Mike Babcock, former head coach of the Toronto Maple Leafs, is back in hockey again, but it’s not where you might think.
After being fired by the Toronto Maple Leafs in November, 2019 it didn’t take too long for Babcock to find a job in hockey again.
Although it’s not an NHL position, Babcock will be serving as a volunteer advisor to the coaching staff of the University of Vermont’s men’s hockey team.
Throughout his hockey career, Babcock has been involved in almost every league in North America.
Toronto Maple Leafs Former Coach

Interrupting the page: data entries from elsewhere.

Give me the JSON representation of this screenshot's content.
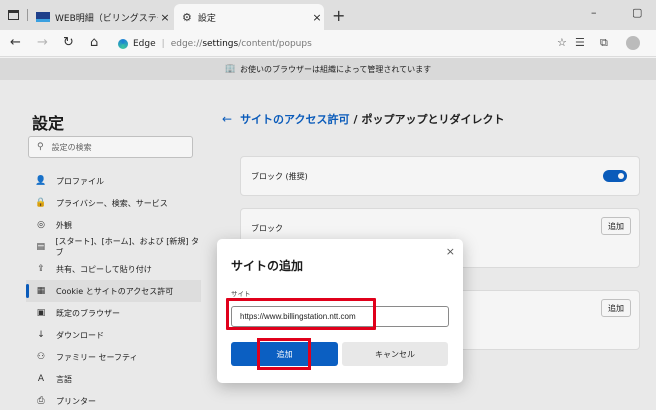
{
  "tabs": [
    {
      "title": "WEB明細（ビリングステーション）| ",
      "close": "×"
    },
    {
      "title": "設定",
      "close": "×"
    }
  ],
  "new_tab": "+",
  "window_controls": {
    "minimize": "–",
    "maximize": "▢"
  },
  "nav": {
    "back": "←",
    "forward": "→",
    "reload": "↻",
    "home": "⌂"
  },
  "address": {
    "site": "Edge",
    "separator": "|",
    "prefix": "edge://",
    "host": "settings",
    "path": "/content/popups"
  },
  "banner": {
    "text": "お使いのブラウザーは組織によって管理されています"
  },
  "settings": {
    "title": "設定",
    "search_placeholder": "設定の検索",
    "nav_items": [
      {
        "label": "プロファイル",
        "icon": "👤"
      },
      {
        "label": "プライバシー、検索、サービス",
        "icon": "🔒"
      },
      {
        "label": "外観",
        "icon": "◎"
      },
      {
        "label": "[スタート]、[ホーム]、および [新規] タブ",
        "icon": "▤"
      },
      {
        "label": "共有、コピーして貼り付け",
        "icon": "⇪"
      },
      {
        "label": "Cookie とサイトのアクセス許可",
        "icon": "▦"
      },
      {
        "label": "既定のブラウザー",
        "icon": "▣"
      },
      {
        "label": "ダウンロード",
        "icon": "↓"
      },
      {
        "label": "ファミリー セーフティ",
        "icon": "⚇"
      },
      {
        "label": "言語",
        "icon": "A"
      },
      {
        "label": "プリンター",
        "icon": "⎙"
      }
    ],
    "active_nav": "Cookie とサイトのアクセス許可",
    "breadcrumb": {
      "back": "←",
      "parent": "サイトのアクセス許可",
      "separator": "/",
      "current": "ポップアップとリダイレクト"
    },
    "block_recommended": {
      "label": "ブロック (推奨)",
      "enabled": true
    },
    "block_section": {
      "label": "ブロック",
      "add": "追加"
    },
    "allow_section": {
      "add": "追加"
    }
  },
  "dialog": {
    "title": "サイトの追加",
    "close": "×",
    "field_label": "サイト",
    "field_value": "https://www.billingstation.ntt.com",
    "add": "追加",
    "cancel": "キャンセル"
  },
  "colors": {
    "accent": "#0b5fc2",
    "highlight": "#e0001b"
  }
}
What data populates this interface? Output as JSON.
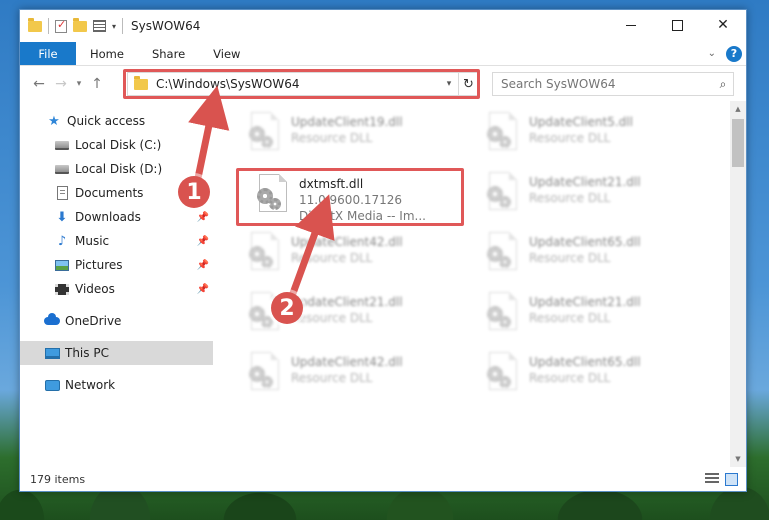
{
  "window": {
    "title": "SysWOW64"
  },
  "ribbon": {
    "tabs": [
      {
        "label": "File"
      },
      {
        "label": "Home"
      },
      {
        "label": "Share"
      },
      {
        "label": "View"
      }
    ],
    "help_label": "?"
  },
  "navbar": {
    "address": "C:\\Windows\\SysWOW64",
    "search_placeholder": "Search SysWOW64"
  },
  "sidebar": {
    "items": [
      {
        "label": "Quick access",
        "icon": "star-icon"
      },
      {
        "label": "Local Disk (C:)",
        "icon": "disk-icon"
      },
      {
        "label": "Local Disk (D:)",
        "icon": "disk-icon"
      },
      {
        "label": "Documents",
        "icon": "document-icon"
      },
      {
        "label": "Downloads",
        "icon": "download-icon"
      },
      {
        "label": "Music",
        "icon": "music-icon"
      },
      {
        "label": "Pictures",
        "icon": "pictures-icon"
      },
      {
        "label": "Videos",
        "icon": "videos-icon"
      },
      {
        "label": "OneDrive",
        "icon": "cloud-icon"
      },
      {
        "label": "This PC",
        "icon": "pc-icon"
      },
      {
        "label": "Network",
        "icon": "network-icon"
      }
    ]
  },
  "files": {
    "selected": {
      "name": "dxtmsft.dll",
      "version": "11.0.9600.17126",
      "description": "DirectX Media -- Im..."
    },
    "background": [
      {
        "name": "UpdateClient19.dll",
        "type": "Resource DLL"
      },
      {
        "name": "UpdateClient5.dll",
        "type": "Resource DLL"
      },
      {
        "name": "UpdateClient21.dll",
        "type": "Resource DLL"
      },
      {
        "name": "UpdateClient42.dll",
        "type": "Resource DLL"
      },
      {
        "name": "UpdateClient65.dll",
        "type": "Resource DLL"
      },
      {
        "name": "UpdateClient21.dll",
        "type": "Resource DLL"
      },
      {
        "name": "UpdateClient21.dll",
        "type": "Resource DLL"
      },
      {
        "name": "UpdateClient42.dll",
        "type": "Resource DLL"
      },
      {
        "name": "UpdateClient65.dll",
        "type": "Resource DLL"
      }
    ]
  },
  "statusbar": {
    "item_count": "179 items"
  },
  "annotations": {
    "step1": "1",
    "step2": "2",
    "highlight_color": "#e05858",
    "badge_color": "#d9534f"
  }
}
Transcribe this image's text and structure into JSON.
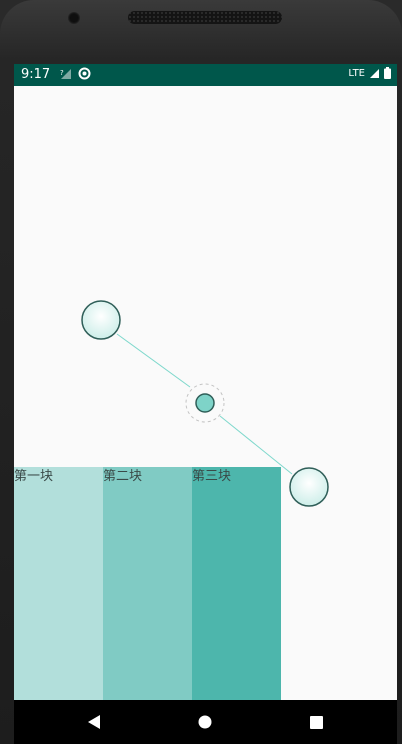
{
  "status_bar": {
    "time": "9:17",
    "network": "LTE",
    "color": "#00574b",
    "icons": [
      "no-sim-signal-icon",
      "data-saver-icon",
      "signal-icon",
      "battery-icon"
    ]
  },
  "canvas": {
    "handle_fill_color": "#e8f8f6",
    "handle_stroke_color": "#2f5e58",
    "line_color": "#7fd8cc",
    "center_dot_color": "#7ed3c8",
    "icons": [
      "drag-handle-start-icon",
      "center-control-icon",
      "drag-handle-end-icon"
    ]
  },
  "blocks": [
    {
      "label": "第一块",
      "color": "#b2dfdb"
    },
    {
      "label": "第二块",
      "color": "#80cbc4"
    },
    {
      "label": "第三块",
      "color": "#4db6ac"
    }
  ],
  "nav_bar": {
    "icons": [
      "back-icon",
      "home-icon",
      "recents-icon"
    ]
  }
}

Before he started coaching, he was a junior hockey player in the Western Hockey League (WHL) and played at McGill University in the CIS. After his playing career finished, Babcock went back to his roots coaching in the WHL, CIS, AHL and eventually the NHL.
Despite coaching at the college hockey level in Canada, he’s yet to be involved with a college or university program in the United States, so this will actually be a new journey for the 57-year-old from Saskatchewan.

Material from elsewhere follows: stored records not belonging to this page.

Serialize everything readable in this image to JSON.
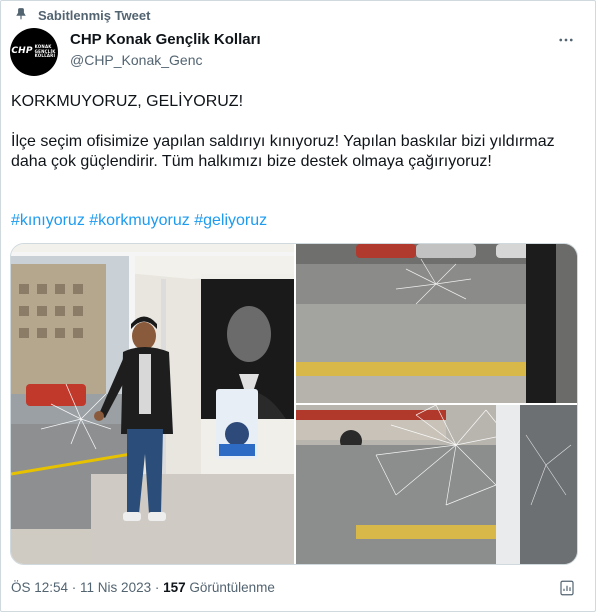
{
  "pinned_label": "Sabitlenmiş Tweet",
  "author": {
    "name": "CHP Konak Gençlik Kolları",
    "handle": "@CHP_Konak_Genc",
    "avatar_text": "CHP",
    "avatar_subtext": "KONAK GENÇLİK KOLLARI"
  },
  "tweet": {
    "line1": "KORKMUYORUZ, GELİYORUZ!",
    "paragraph2": "İlçe seçim ofisimize yapılan saldırıyı kınıyoruz! Yapılan baskılar bizi yıldırmaz daha çok güçlendirir. Tüm halkımızı bize destek olmaya çağırıyoruz!",
    "hashtags": [
      "#kınıyoruz",
      "#korkmuyoruz",
      "#geliyoruz"
    ]
  },
  "media": {
    "images": [
      {
        "description_icon": "photo-man-pointing-at-broken-glass"
      },
      {
        "description_icon": "photo-cracked-glass-street-view"
      },
      {
        "description_icon": "photo-shattered-glass-with-bus"
      }
    ]
  },
  "footer": {
    "time": "ÖS 12:54",
    "separator1": " · ",
    "date": "11 Nis 2023",
    "separator2": " · ",
    "views_count": "157",
    "views_label": " Görüntülenme"
  },
  "colors": {
    "link": "#1d9bf0",
    "secondary_text": "#536471",
    "primary_text": "#0f1419",
    "border": "#cfd9de"
  }
}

Babcock’s role was described in a statement from the University of Vermont:
“Babcock’s role will be to serve as a resource for the coaching staff, lending his experience and perspective as one of the top hockey minds in the world.”
There’s not a huge connection between Todd Woodcroft (Head coach of the University of Vermont) and Babcock, but there is a small one.
Woodcroft previously worked on Babcock’s coaching staff as a video coach at the 2004 World Hockey Championships, and is also a graduate of McGill University, although their time didn’t intersect.
Woodcroft had great things to say about the former Stanley Cup and Gold Medal winning coach during his statement.
“(Babcock) is a premier coach across any athletic platform and as a coaching staff we are very fortunate to be able to draw from his experiences.
“Mike’s knowledge, his network and above all else, the modern lens he uses to look at the game of hockey will help accelerate the progression of our entire program.”
In my opinion, there is no better role than being an advisor for Babcock at this current state.
After 700 wins and over 1300 NHL games coached, Babcock should be able to find a head coaching position once again in the NHL if he wants to return.
Also with such a great resume, Babcock should be able to pick and choose which team he wants to coach, instead of jumping back into the league at the first job that opens up.